Wise words from a game-changing CEO. That same spirit also applies to how each of us conducts our lives as individuals. The trouble with always searching to find yourself, work on what makes you happy, and communicate your attributes as a brand, is that you spend too much time looking in the mirror rather than at the world. As Brooks writes, "Today's graduates are told to find their passion and then pursue their dreams. The implication is that they should find themselves first and then go of and live their quest."

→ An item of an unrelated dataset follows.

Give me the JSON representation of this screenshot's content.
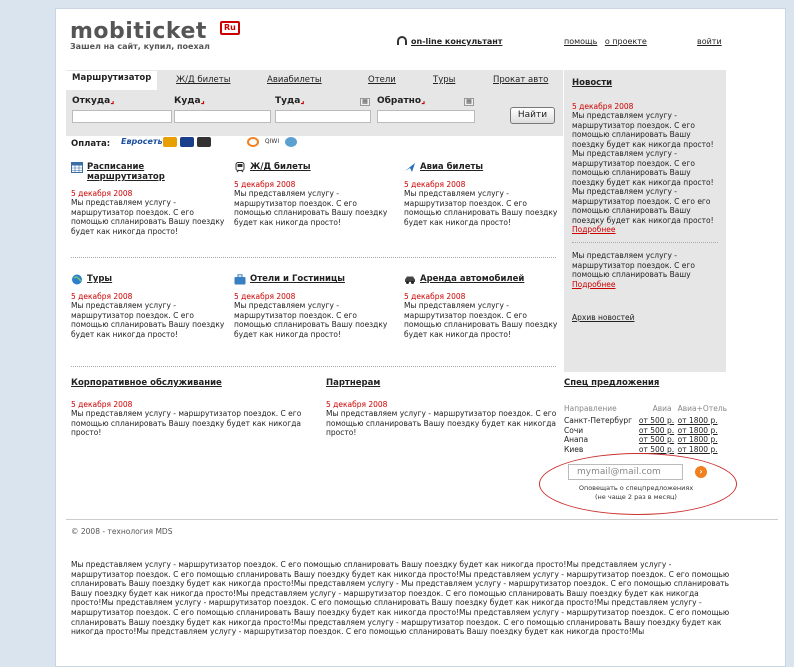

In fact, true success requires you to flip that logic on its head. Randy Nelson, who spent years as the influential dean of Pixar University, loves to talk about what it's like to be surrounded by "wildly talented individuals" of the sort who work at a company as rich, powerful, and successful as Pixar. His message to these individual stars, for whom it is so easy to strut their stuff and show what they know, is as simple as it is powerful. "It's no trick for talented people to be interesting," he likes to say. "But it's a gift to be interested" — interested in big problems, interested in the talents and struggles of your colleagues, interested in the enduring mission of the enterprise and in new ways of bringing that mission to life.
In other words, less interested in you and more interested in the world around you. As Brooks concludes in his must-read piece, "The purpose in life is not to find yourself. It's to lose yourself."
Here's hoping all of you can get lost, in the best sense of that word.